Dataset entries

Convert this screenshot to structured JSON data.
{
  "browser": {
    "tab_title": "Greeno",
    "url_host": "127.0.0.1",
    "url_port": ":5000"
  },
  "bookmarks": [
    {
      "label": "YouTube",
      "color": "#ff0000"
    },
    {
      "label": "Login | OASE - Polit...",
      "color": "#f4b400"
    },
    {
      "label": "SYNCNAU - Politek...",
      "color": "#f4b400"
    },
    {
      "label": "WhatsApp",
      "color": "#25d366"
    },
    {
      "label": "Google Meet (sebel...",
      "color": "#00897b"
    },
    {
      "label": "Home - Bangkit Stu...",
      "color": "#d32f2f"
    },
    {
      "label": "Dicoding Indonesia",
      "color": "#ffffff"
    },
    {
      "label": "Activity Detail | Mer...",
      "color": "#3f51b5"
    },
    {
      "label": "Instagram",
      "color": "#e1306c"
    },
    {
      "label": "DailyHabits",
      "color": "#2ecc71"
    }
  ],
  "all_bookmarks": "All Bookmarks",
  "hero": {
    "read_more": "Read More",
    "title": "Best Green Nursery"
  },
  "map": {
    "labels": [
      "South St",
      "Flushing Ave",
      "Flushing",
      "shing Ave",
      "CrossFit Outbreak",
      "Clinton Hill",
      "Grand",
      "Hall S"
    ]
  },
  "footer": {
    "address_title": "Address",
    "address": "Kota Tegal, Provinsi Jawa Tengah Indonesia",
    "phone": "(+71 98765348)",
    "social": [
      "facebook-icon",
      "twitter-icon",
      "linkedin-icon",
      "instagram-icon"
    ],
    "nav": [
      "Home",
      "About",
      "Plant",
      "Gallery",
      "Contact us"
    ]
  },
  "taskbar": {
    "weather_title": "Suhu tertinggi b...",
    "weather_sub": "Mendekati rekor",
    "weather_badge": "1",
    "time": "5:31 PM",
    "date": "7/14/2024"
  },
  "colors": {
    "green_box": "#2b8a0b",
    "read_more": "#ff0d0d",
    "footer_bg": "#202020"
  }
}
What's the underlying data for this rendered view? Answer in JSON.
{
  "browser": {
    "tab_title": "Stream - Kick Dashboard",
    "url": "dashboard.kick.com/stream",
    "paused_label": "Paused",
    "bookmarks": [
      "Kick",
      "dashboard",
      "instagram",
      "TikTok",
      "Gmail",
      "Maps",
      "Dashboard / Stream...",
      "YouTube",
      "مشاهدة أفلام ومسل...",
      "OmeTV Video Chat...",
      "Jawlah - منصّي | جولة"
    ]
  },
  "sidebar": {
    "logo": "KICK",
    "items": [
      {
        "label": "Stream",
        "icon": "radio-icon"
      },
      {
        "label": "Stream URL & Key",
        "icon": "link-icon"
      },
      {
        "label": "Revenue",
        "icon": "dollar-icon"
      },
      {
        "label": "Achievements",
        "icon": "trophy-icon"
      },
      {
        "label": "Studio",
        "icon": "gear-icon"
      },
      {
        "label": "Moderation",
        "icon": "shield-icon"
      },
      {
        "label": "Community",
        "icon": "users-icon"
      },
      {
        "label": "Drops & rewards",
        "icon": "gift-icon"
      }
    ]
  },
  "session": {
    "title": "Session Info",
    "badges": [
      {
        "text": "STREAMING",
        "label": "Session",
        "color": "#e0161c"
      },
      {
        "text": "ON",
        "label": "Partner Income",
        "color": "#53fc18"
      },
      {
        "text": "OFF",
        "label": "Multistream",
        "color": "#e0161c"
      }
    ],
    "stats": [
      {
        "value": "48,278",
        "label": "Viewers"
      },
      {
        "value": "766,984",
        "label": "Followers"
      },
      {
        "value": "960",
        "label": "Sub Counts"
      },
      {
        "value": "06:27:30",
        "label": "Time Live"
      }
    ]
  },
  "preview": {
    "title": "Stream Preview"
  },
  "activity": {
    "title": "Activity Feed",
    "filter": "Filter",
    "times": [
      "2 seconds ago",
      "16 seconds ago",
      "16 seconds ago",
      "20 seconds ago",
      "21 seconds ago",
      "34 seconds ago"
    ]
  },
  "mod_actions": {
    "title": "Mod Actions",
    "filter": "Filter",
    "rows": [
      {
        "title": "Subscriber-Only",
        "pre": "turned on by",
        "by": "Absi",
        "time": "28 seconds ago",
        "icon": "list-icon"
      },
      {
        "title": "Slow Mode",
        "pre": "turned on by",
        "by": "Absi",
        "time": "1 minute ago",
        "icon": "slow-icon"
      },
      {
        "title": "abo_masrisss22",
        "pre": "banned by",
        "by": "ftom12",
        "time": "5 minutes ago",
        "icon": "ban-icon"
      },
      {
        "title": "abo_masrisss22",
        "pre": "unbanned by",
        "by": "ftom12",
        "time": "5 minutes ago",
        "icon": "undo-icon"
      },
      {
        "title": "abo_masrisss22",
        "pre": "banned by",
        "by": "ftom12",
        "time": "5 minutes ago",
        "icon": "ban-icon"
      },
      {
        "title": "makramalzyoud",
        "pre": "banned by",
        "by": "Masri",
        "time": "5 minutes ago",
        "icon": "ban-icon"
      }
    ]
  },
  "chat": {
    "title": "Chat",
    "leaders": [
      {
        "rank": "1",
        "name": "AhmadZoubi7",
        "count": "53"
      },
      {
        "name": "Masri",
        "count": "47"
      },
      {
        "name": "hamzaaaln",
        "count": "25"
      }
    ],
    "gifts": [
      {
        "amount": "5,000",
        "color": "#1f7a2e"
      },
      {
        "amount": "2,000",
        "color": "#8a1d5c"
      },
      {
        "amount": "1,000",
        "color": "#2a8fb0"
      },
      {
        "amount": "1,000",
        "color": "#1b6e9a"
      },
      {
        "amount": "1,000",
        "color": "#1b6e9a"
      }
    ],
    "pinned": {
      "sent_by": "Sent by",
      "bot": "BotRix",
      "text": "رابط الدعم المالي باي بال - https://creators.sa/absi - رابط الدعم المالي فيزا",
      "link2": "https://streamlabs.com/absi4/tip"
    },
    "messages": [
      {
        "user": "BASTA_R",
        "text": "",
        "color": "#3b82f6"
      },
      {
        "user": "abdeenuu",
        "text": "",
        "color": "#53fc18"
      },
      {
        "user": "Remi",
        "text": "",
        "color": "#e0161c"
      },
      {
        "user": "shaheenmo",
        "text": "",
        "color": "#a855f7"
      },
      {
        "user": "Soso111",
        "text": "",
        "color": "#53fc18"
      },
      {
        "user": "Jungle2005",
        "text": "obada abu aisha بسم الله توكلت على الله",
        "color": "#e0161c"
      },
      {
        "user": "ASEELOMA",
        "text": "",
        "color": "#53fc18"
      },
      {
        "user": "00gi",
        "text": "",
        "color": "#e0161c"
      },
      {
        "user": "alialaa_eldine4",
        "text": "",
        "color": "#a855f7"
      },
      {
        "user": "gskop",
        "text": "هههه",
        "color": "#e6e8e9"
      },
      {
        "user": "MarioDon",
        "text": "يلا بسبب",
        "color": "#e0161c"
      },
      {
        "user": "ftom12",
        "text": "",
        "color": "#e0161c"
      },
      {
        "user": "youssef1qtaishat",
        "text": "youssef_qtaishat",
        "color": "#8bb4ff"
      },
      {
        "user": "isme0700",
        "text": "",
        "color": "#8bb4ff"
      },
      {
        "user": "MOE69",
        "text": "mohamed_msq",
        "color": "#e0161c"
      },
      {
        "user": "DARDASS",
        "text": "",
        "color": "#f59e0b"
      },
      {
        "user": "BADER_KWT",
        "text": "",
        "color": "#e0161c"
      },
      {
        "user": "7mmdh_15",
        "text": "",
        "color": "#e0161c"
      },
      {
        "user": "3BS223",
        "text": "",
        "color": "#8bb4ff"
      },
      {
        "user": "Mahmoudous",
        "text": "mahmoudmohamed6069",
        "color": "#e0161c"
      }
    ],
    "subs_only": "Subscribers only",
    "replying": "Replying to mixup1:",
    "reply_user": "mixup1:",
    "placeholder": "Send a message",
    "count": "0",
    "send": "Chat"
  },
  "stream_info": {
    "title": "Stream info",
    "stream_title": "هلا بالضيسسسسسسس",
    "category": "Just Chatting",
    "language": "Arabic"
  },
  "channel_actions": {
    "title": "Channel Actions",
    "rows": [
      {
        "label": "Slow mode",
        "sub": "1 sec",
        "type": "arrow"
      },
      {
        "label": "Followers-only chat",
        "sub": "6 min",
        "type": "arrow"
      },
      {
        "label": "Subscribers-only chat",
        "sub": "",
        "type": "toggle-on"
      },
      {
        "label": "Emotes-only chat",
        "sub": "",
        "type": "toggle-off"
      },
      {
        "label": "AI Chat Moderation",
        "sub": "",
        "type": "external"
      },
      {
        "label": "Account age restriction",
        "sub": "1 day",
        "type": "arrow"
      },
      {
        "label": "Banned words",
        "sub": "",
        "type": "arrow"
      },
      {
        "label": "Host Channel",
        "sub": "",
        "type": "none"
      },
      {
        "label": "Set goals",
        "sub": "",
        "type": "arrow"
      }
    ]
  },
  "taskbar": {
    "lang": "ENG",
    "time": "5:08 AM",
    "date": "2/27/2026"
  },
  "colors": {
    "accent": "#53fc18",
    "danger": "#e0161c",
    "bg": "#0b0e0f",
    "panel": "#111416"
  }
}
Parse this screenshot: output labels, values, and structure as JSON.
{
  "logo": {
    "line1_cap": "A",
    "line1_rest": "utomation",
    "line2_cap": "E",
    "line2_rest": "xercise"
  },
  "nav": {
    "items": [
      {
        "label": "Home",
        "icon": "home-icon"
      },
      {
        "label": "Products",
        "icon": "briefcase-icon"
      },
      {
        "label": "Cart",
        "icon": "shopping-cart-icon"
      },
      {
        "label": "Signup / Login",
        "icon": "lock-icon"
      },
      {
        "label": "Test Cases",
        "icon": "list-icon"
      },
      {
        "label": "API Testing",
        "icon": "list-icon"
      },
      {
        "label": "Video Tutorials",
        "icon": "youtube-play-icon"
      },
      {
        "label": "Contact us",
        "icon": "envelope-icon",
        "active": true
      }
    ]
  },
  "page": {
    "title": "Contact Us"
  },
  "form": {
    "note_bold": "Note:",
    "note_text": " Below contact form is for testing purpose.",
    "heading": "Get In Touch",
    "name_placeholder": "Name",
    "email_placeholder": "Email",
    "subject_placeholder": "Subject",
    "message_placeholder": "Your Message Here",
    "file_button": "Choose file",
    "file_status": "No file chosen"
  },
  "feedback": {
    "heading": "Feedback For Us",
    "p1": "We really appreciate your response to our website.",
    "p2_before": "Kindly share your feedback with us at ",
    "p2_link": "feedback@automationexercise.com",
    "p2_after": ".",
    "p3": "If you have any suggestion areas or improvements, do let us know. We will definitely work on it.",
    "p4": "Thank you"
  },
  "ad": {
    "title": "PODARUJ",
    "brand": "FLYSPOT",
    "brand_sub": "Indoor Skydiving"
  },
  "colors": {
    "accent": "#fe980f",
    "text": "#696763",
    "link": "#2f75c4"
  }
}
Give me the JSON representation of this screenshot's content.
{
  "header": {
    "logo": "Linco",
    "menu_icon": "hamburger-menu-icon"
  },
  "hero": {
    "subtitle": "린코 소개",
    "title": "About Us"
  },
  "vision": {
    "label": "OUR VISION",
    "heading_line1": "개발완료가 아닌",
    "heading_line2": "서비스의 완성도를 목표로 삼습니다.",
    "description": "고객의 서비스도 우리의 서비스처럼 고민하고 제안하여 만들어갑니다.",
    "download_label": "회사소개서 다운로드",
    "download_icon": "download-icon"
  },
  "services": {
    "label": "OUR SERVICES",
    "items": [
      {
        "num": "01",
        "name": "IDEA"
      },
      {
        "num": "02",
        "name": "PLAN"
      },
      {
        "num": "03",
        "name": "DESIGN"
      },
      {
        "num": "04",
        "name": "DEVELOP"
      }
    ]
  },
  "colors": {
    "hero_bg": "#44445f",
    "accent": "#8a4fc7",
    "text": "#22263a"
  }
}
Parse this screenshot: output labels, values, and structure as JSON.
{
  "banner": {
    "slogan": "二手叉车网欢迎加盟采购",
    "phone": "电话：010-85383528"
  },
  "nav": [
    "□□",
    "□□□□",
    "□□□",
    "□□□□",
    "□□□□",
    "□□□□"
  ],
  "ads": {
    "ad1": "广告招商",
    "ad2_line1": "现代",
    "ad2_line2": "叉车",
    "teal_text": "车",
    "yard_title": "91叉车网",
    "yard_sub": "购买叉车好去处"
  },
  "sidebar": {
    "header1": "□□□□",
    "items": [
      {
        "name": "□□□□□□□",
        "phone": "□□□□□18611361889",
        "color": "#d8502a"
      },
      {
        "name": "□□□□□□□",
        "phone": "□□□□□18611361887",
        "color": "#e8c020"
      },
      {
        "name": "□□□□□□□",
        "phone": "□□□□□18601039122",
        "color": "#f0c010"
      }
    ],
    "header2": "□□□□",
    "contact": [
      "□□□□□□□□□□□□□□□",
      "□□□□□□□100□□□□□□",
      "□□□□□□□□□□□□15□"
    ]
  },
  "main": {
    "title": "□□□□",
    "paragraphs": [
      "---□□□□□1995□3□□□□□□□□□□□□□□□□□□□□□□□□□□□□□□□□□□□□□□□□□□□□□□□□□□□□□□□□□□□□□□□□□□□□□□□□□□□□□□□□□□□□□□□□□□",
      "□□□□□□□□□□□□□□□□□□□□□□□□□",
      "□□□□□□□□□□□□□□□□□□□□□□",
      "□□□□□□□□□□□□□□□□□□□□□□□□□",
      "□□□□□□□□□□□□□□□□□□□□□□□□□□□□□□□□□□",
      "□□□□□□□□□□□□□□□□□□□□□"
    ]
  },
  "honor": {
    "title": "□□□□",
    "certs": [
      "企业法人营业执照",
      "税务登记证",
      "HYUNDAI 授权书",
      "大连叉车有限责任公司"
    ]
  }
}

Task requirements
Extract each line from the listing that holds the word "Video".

Output for this exercise
      "OmeTV Video Chat...",
        "label": "Video Tutorials",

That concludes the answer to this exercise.